INTENTIONALLY LEFT BLANK
ABSTRACT – The definition and the outlook of a cynic is explained, following which the main reason for a cynical attitude is looked at through the perspective of dissatisfaction, disenfranchisement and disengagement on the lines of organizational justice theory and equity theory. The impact of organizations political undercurrents on organizational cynicism is looked at. The cynical behavior shown by employees towards organizational change is also given consideration. The impact of cynicism on an organization is seen from the perspective of an employee is analyzed. The impact of a cynic’s position in an organization and its impact are also seen briefly. Finally ways to address organizational cynicism are mentioned such as empathetic communication channels and information should be conveyed properly.
A Cynic’s Outlook
Merriam-Webster defines a cynic as a person who is a faultfinding captious critic; especially one who believes that human conduct is motivated wholly by self-interest.1 Cynics or practitioners of cynicism show a few develop a mindset which leads them to have little or no trust on others, they blame external factors for their problems/situations, are always ready to offer criticism, are pessimistic and often resort to sarcasm to spread divisiveness and create a negative environment. Many a time’s cynicism is used psychological shield to protect one’s self from hurt, disappointment, sadness and most importantly fear. According to Dr. Ellen Weber Cynicism distracts the brain from solution-building and rewires it to problem-blaming instead. It can also increase hormones that produce dangerous levels of stress. It rewires the brain for damaging practices such as distrust, doubt and scorn. The parts of the brain that are engaged in cynicism differ from those involved in more positive behaviors such as compassion for others or building meaningful solutions to problems. Eventually the brain moves cynical behavior from its working memory over into the basal ganglia where your mind stores habitual behaviors. At that point, choices for positive behaviors are harder to make. 2, 3 Organizational Cynicism and its Prevalence in Organizations
An organizational cynic is "one who believes that work place problems are at least fixable, but efforts at change and improvement are futile due to shortcomings inherent in the system" (Vance, Brooks, & Tesluk, 1995). Cynicism is everywhere; widespread among organization members in the United States (Kanter & Mirvis, 1989), Europe and Asia (Kouzes & Posner, 1993). Organizational cynicism is an attitude. It is a state that is more readily changeable, compared with a personality trait. This concept further implies that a cynical attitude is subject to the same change process limitations as are other attitudes (Petty & Cacioppo, 1986; Chaiken, 1980). Support for conceptualizing cynicism as an attitude is found in research showing that viewing a movie intended to increase cynicism towards American business had the intended effect (Bateman et al., 1992). Cynicism is paradoxical in that the cynic must hold both positive feelings (improvability of the organization) and negative feelings (inevitable failure of change efforts) simultaneously.

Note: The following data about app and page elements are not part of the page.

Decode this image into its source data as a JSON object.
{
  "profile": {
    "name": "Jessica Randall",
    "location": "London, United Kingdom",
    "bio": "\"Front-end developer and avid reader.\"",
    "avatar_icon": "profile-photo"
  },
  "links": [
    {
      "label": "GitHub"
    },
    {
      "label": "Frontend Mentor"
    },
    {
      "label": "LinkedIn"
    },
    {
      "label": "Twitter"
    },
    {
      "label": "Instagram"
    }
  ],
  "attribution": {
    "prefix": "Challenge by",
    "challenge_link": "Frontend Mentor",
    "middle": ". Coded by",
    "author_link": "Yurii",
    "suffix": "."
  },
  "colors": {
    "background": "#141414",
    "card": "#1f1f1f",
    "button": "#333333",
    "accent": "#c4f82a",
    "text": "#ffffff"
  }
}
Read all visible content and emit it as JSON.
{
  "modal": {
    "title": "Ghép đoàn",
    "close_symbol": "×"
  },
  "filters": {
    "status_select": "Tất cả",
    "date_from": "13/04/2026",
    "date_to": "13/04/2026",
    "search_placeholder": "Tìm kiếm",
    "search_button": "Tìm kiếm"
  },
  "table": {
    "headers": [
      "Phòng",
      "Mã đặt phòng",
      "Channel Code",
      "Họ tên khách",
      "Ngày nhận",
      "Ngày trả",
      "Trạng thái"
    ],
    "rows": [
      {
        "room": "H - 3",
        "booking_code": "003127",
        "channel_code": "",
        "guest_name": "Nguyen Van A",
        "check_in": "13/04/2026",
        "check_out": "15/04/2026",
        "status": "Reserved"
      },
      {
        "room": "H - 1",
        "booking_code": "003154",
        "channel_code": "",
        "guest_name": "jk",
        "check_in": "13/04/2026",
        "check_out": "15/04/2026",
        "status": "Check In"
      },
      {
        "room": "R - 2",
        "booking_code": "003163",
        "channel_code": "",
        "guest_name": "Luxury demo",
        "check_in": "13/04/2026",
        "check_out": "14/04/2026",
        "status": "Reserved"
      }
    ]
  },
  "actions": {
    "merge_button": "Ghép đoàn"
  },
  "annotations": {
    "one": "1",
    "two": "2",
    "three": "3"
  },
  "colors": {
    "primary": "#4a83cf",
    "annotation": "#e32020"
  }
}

Meyerson's (1990) qualitative study of hospital social workers highlighted the paradoxical nature of cynicism with the observation that cynicism often expresses itself in ambiguity growing out of felt contradictions, such as simultaneous feelings of enthusiasm and frustration, idealism and realism, or hope and hopelessness. The paradoxical nature of cynicism may cause cynical employees to participate in change efforts in unexpected ways. For example, although the Vance et al. (1995) study found that more cynical employees were less likely to become involved in employee involvement activities, they also found that cynical employees were more likely to write responses to the open-ended questions in a...
Please join StudyMode to read the full document